> _Your task_:
Every line with the string "Mailing" in it belongs in your answer, so copy them all from the data.

> _Provided data_:
-.-.-

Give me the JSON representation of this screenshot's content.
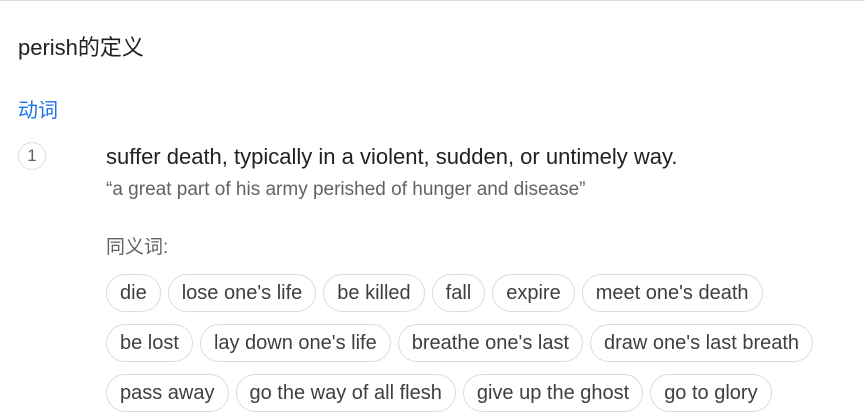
{
  "header": {
    "title": "perish的定义"
  },
  "entry": {
    "part_of_speech": "动词",
    "sense": {
      "number": "1",
      "definition": "suffer death, typically in a violent, sudden, or untimely way.",
      "example": "“a great part of his army perished of hunger and disease”"
    },
    "synonyms_label": "同义词:",
    "synonym_rows": [
      [
        "die",
        "lose one's life",
        "be killed",
        "fall",
        "expire",
        "meet one's death"
      ],
      [
        "be lost",
        "lay down one's life",
        "breathe one's last",
        "draw one's last breath"
      ],
      [
        "pass away",
        "go the way of all flesh",
        "give up the ghost",
        "go to glory"
      ]
    ]
  }
}
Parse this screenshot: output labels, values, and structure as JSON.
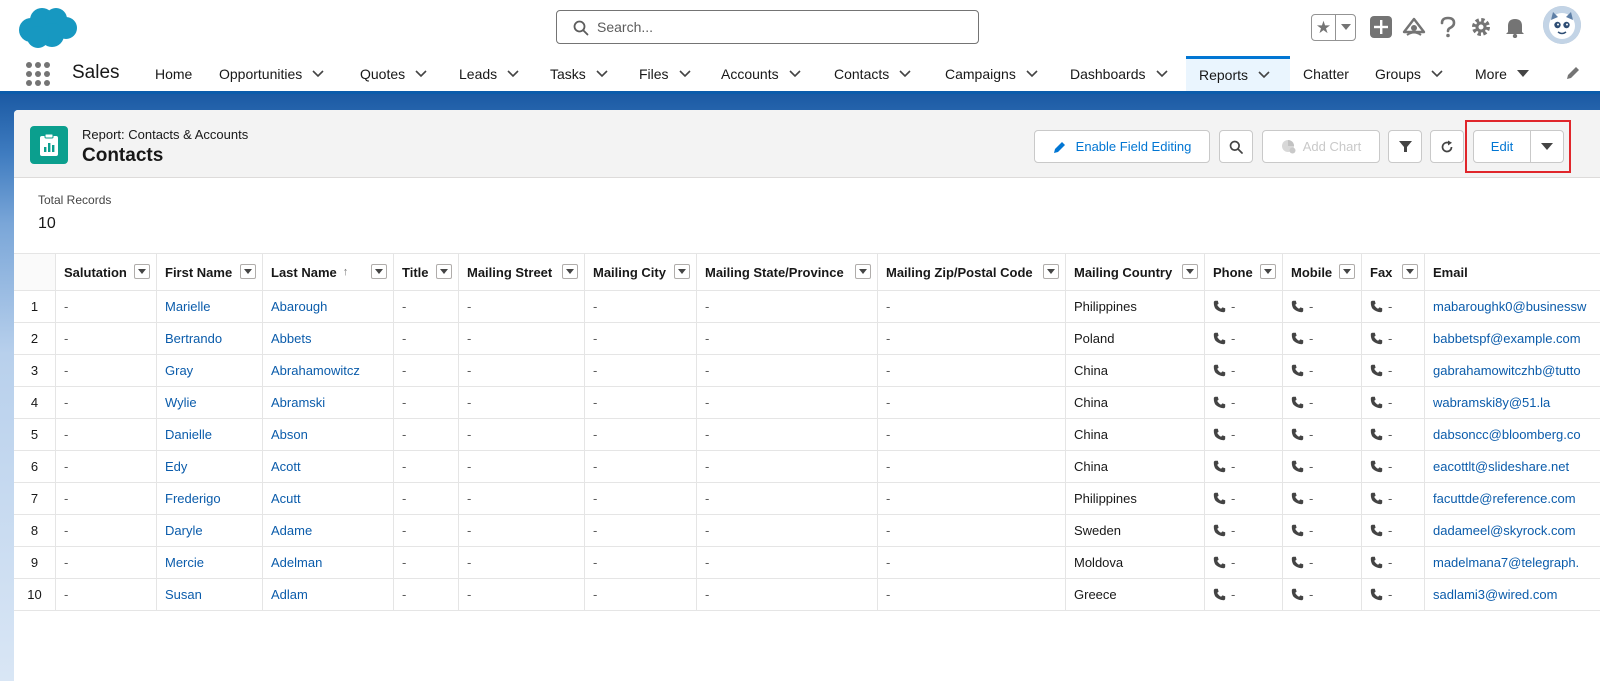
{
  "search": {
    "placeholder": "Search..."
  },
  "nav": {
    "app_name": "Sales",
    "items": [
      {
        "label": "Home",
        "has_menu": false
      },
      {
        "label": "Opportunities",
        "has_menu": true
      },
      {
        "label": "Quotes",
        "has_menu": true
      },
      {
        "label": "Leads",
        "has_menu": true
      },
      {
        "label": "Tasks",
        "has_menu": true
      },
      {
        "label": "Files",
        "has_menu": true
      },
      {
        "label": "Accounts",
        "has_menu": true
      },
      {
        "label": "Contacts",
        "has_menu": true
      },
      {
        "label": "Campaigns",
        "has_menu": true
      },
      {
        "label": "Dashboards",
        "has_menu": true
      },
      {
        "label": "Reports",
        "has_menu": true,
        "active": true
      },
      {
        "label": "Chatter",
        "has_menu": false
      },
      {
        "label": "Groups",
        "has_menu": true
      },
      {
        "label": "More",
        "has_menu": true
      }
    ]
  },
  "report": {
    "type_label": "Report: Contacts & Accounts",
    "title": "Contacts",
    "buttons": {
      "enable_field_editing": "Enable Field Editing",
      "add_chart": "Add Chart",
      "edit": "Edit"
    },
    "total_records_label": "Total Records",
    "total_records_value": "10"
  },
  "table": {
    "columns": [
      "Salutation",
      "First Name",
      "Last Name",
      "Title",
      "Mailing Street",
      "Mailing City",
      "Mailing State/Province",
      "Mailing Zip/Postal Code",
      "Mailing Country",
      "Phone",
      "Mobile",
      "Fax",
      "Email"
    ],
    "rows": [
      {
        "n": "1",
        "salutation": "-",
        "first": "Marielle",
        "last": "Abarough",
        "title": "-",
        "street": "-",
        "city": "-",
        "state": "-",
        "zip": "-",
        "country": "Philippines",
        "phone": "-",
        "mobile": "-",
        "fax": "-",
        "email": "mabaroughk0@businessw"
      },
      {
        "n": "2",
        "salutation": "-",
        "first": "Bertrando",
        "last": "Abbets",
        "title": "-",
        "street": "-",
        "city": "-",
        "state": "-",
        "zip": "-",
        "country": "Poland",
        "phone": "-",
        "mobile": "-",
        "fax": "-",
        "email": "babbetspf@example.com"
      },
      {
        "n": "3",
        "salutation": "-",
        "first": "Gray",
        "last": "Abrahamowitcz",
        "title": "-",
        "street": "-",
        "city": "-",
        "state": "-",
        "zip": "-",
        "country": "China",
        "phone": "-",
        "mobile": "-",
        "fax": "-",
        "email": "gabrahamowitczhb@tutto"
      },
      {
        "n": "4",
        "salutation": "-",
        "first": "Wylie",
        "last": "Abramski",
        "title": "-",
        "street": "-",
        "city": "-",
        "state": "-",
        "zip": "-",
        "country": "China",
        "phone": "-",
        "mobile": "-",
        "fax": "-",
        "email": "wabramski8y@51.la"
      },
      {
        "n": "5",
        "salutation": "-",
        "first": "Danielle",
        "last": "Abson",
        "title": "-",
        "street": "-",
        "city": "-",
        "state": "-",
        "zip": "-",
        "country": "China",
        "phone": "-",
        "mobile": "-",
        "fax": "-",
        "email": "dabsoncc@bloomberg.co"
      },
      {
        "n": "6",
        "salutation": "-",
        "first": "Edy",
        "last": "Acott",
        "title": "-",
        "street": "-",
        "city": "-",
        "state": "-",
        "zip": "-",
        "country": "China",
        "phone": "-",
        "mobile": "-",
        "fax": "-",
        "email": "eacottlt@slideshare.net"
      },
      {
        "n": "7",
        "salutation": "-",
        "first": "Frederigo",
        "last": "Acutt",
        "title": "-",
        "street": "-",
        "city": "-",
        "state": "-",
        "zip": "-",
        "country": "Philippines",
        "phone": "-",
        "mobile": "-",
        "fax": "-",
        "email": "facuttde@reference.com"
      },
      {
        "n": "8",
        "salutation": "-",
        "first": "Daryle",
        "last": "Adame",
        "title": "-",
        "street": "-",
        "city": "-",
        "state": "-",
        "zip": "-",
        "country": "Sweden",
        "phone": "-",
        "mobile": "-",
        "fax": "-",
        "email": "dadameel@skyrock.com"
      },
      {
        "n": "9",
        "salutation": "-",
        "first": "Mercie",
        "last": "Adelman",
        "title": "-",
        "street": "-",
        "city": "-",
        "state": "-",
        "zip": "-",
        "country": "Moldova",
        "phone": "-",
        "mobile": "-",
        "fax": "-",
        "email": "madelmana7@telegraph."
      },
      {
        "n": "10",
        "salutation": "-",
        "first": "Susan",
        "last": "Adlam",
        "title": "-",
        "street": "-",
        "city": "-",
        "state": "-",
        "zip": "-",
        "country": "Greece",
        "phone": "-",
        "mobile": "-",
        "fax": "-",
        "email": "sadlami3@wired.com"
      }
    ]
  },
  "colors": {
    "brand_blue": "#0176d3",
    "link_blue": "#0b5cab",
    "report_icon": "#0b9f8e",
    "highlight_red": "#e0262b"
  },
  "icons": [
    "salesforce-cloud-logo",
    "search-icon",
    "favorites-star-icon",
    "global-add-icon",
    "trailhead-icon",
    "help-icon",
    "setup-gear-icon",
    "notifications-bell-icon",
    "avatar",
    "app-launcher-icon",
    "edit-nav-pencil-icon",
    "report-icon",
    "pencil-icon",
    "search-icon",
    "add-chart-icon",
    "filter-icon",
    "refresh-icon",
    "dropdown-chevron-icon",
    "phone-icon"
  ]
}
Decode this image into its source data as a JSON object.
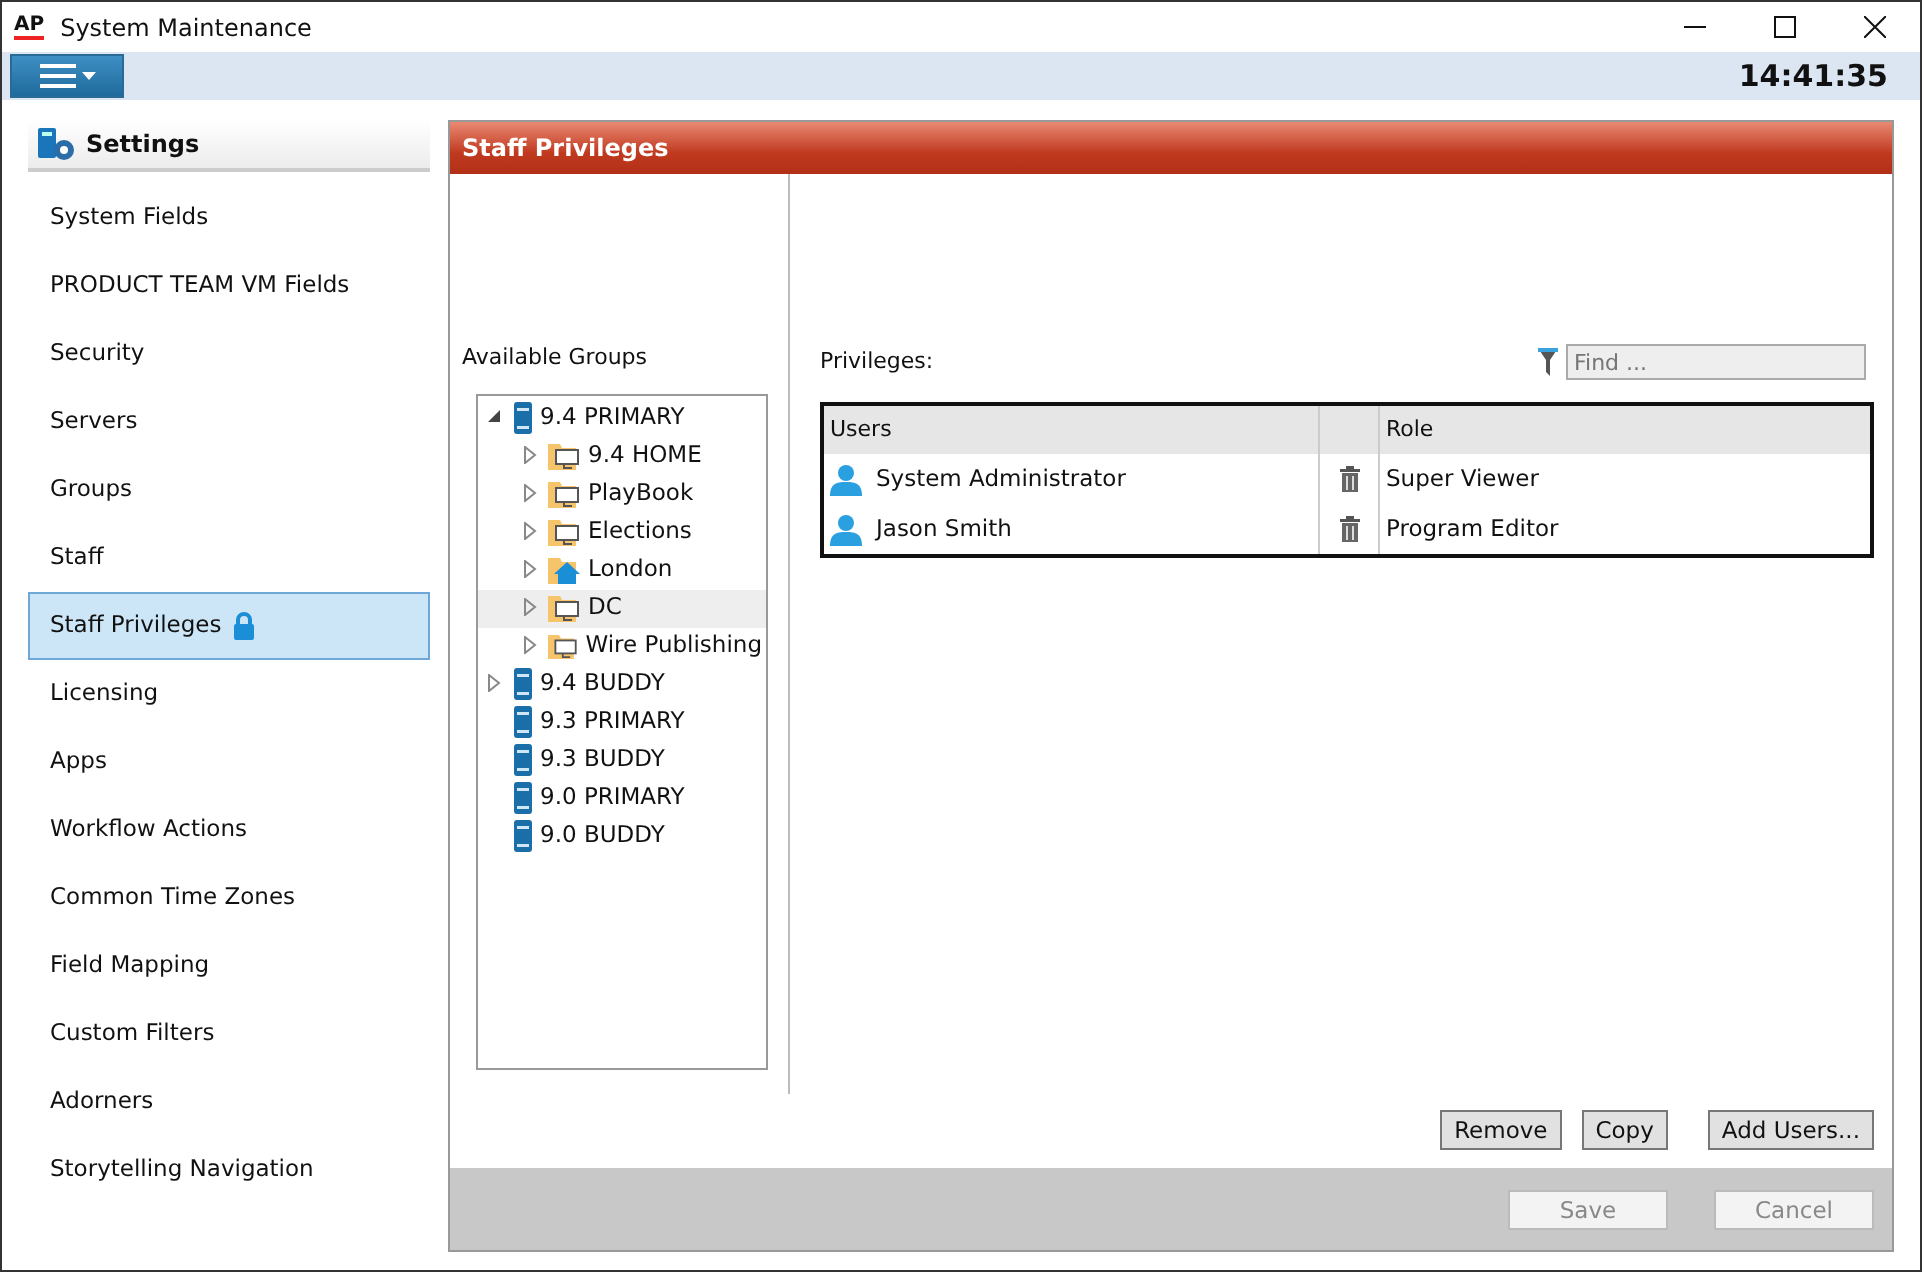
{
  "window": {
    "logo": "AP",
    "title": "System Maintenance"
  },
  "toolbar": {
    "clock": "14:41:35"
  },
  "sidebar": {
    "title": "Settings",
    "items": [
      {
        "label": "System Fields",
        "selected": false,
        "locked": false
      },
      {
        "label": "PRODUCT TEAM VM Fields",
        "selected": false,
        "locked": false
      },
      {
        "label": "Security",
        "selected": false,
        "locked": false
      },
      {
        "label": "Servers",
        "selected": false,
        "locked": false
      },
      {
        "label": "Groups",
        "selected": false,
        "locked": false
      },
      {
        "label": "Staff",
        "selected": false,
        "locked": false
      },
      {
        "label": "Staff Privileges",
        "selected": true,
        "locked": true
      },
      {
        "label": "Licensing",
        "selected": false,
        "locked": false
      },
      {
        "label": "Apps",
        "selected": false,
        "locked": false
      },
      {
        "label": "Workflow Actions",
        "selected": false,
        "locked": false
      },
      {
        "label": "Common Time Zones",
        "selected": false,
        "locked": false
      },
      {
        "label": "Field Mapping",
        "selected": false,
        "locked": false
      },
      {
        "label": "Custom Filters",
        "selected": false,
        "locked": false
      },
      {
        "label": "Adorners",
        "selected": false,
        "locked": false
      },
      {
        "label": "Storytelling Navigation",
        "selected": false,
        "locked": false
      }
    ]
  },
  "panel": {
    "title": "Staff Privileges",
    "groups": {
      "label": "Available Groups",
      "tree": [
        {
          "label": "9.4 PRIMARY",
          "kind": "server",
          "expanded": true,
          "selected": false,
          "children": [
            {
              "label": "9.4 HOME",
              "kind": "folder",
              "expanded": false,
              "selected": false
            },
            {
              "label": "PlayBook",
              "kind": "folder",
              "expanded": false,
              "selected": false
            },
            {
              "label": "Elections",
              "kind": "folder",
              "expanded": false,
              "selected": false
            },
            {
              "label": "London",
              "kind": "home",
              "expanded": false,
              "selected": false
            },
            {
              "label": "DC",
              "kind": "folder",
              "expanded": false,
              "selected": true
            },
            {
              "label": "Wire Publishing",
              "kind": "folder",
              "expanded": false,
              "selected": false
            }
          ]
        },
        {
          "label": "9.4 BUDDY",
          "kind": "server",
          "expanded": false,
          "selected": false
        },
        {
          "label": "9.3 PRIMARY",
          "kind": "server",
          "selected": false
        },
        {
          "label": "9.3 BUDDY",
          "kind": "server",
          "selected": false
        },
        {
          "label": "9.0 PRIMARY",
          "kind": "server",
          "selected": false
        },
        {
          "label": "9.0 BUDDY",
          "kind": "server",
          "selected": false
        }
      ]
    },
    "privileges": {
      "label": "Privileges:",
      "search": {
        "placeholder": "Find ..."
      },
      "table": {
        "columns": [
          "Users",
          "Role"
        ],
        "rows": [
          {
            "user": "System Administrator",
            "role": "Super Viewer"
          },
          {
            "user": "Jason Smith",
            "role": "Program Editor"
          }
        ]
      }
    },
    "actions": [
      {
        "label": "Remove",
        "disabled": false
      },
      {
        "label": "Copy",
        "disabled": false
      },
      {
        "label": "Add Users...",
        "disabled": false
      }
    ],
    "footer": [
      {
        "label": "Save",
        "disabled": true
      },
      {
        "label": "Cancel",
        "disabled": true
      }
    ]
  }
}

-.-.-

> _Solution to this exercise_:
      "Mailing Street",
      "Mailing City",
      "Mailing State/Province",
      "Mailing Zip/Postal Code",
      "Mailing Country",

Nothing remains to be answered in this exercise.